Court Exchequer of Pleas
Citation 156 Eng. Rep. 145, 9 Exch. 341
Date decided February 23, 1854


Plaintiff operated a flour mill. Due to a break of the crack shaft of the steam engine that ran the plant, they needed a replacement.

  • Hadley = plaintiff = owner of a corn mill in Gloucester, England in the 1850s
  • Baxendale = defendant = a shipping company
  • Pickford & Co. = "Pickford", a shipping company = a subsidiary of Baxendale
  • Joyce & Co. = "Joyce" = an engineering company in Greenwich
  • Hadley contacted Joyce Pickford to ship the broken crank shaft of its mill to Joyce so that a new replica could be produced.
  • Pickford delayed shipping the crank shaft to Joyce.

Procedural History

Hadley sued the parent shipping company Baxendale for breach of contract.
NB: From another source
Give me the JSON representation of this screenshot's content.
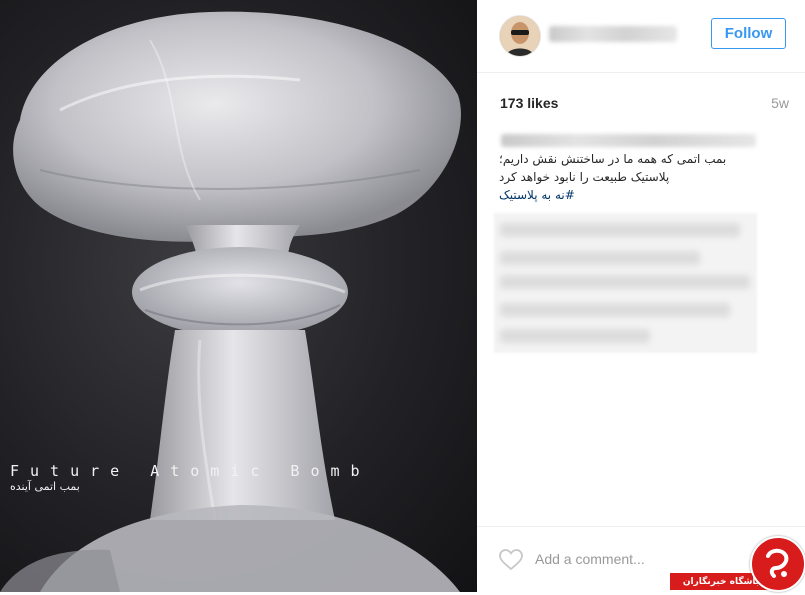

He asked for damages for the lost profits because of the shipping delay.

The jury sided with Hadley.


Must a party that breaches a contract pay for unforeseeable damages that result from a breach?

How much damages should be awarded?


Baxendale is only liable for reasonably foreseeable damages at the time the contract was made. Consequently, Baxendale (the shipping company) isn't liable for the lost profits.

The amount of injury which would ordinarily follow from a breach of contract under the special circumstances known and communicated to the other party. The loss of profits were a special circumstance that couldn't be known by the defendant, so they can't be considered in determining damages.


New trial is ordered


Defendant [Baxendale] should be liable for damages that are foreseen at the time of the creation of the contract. If the potential damages are unforeseen, the defendant cannot be liable for them.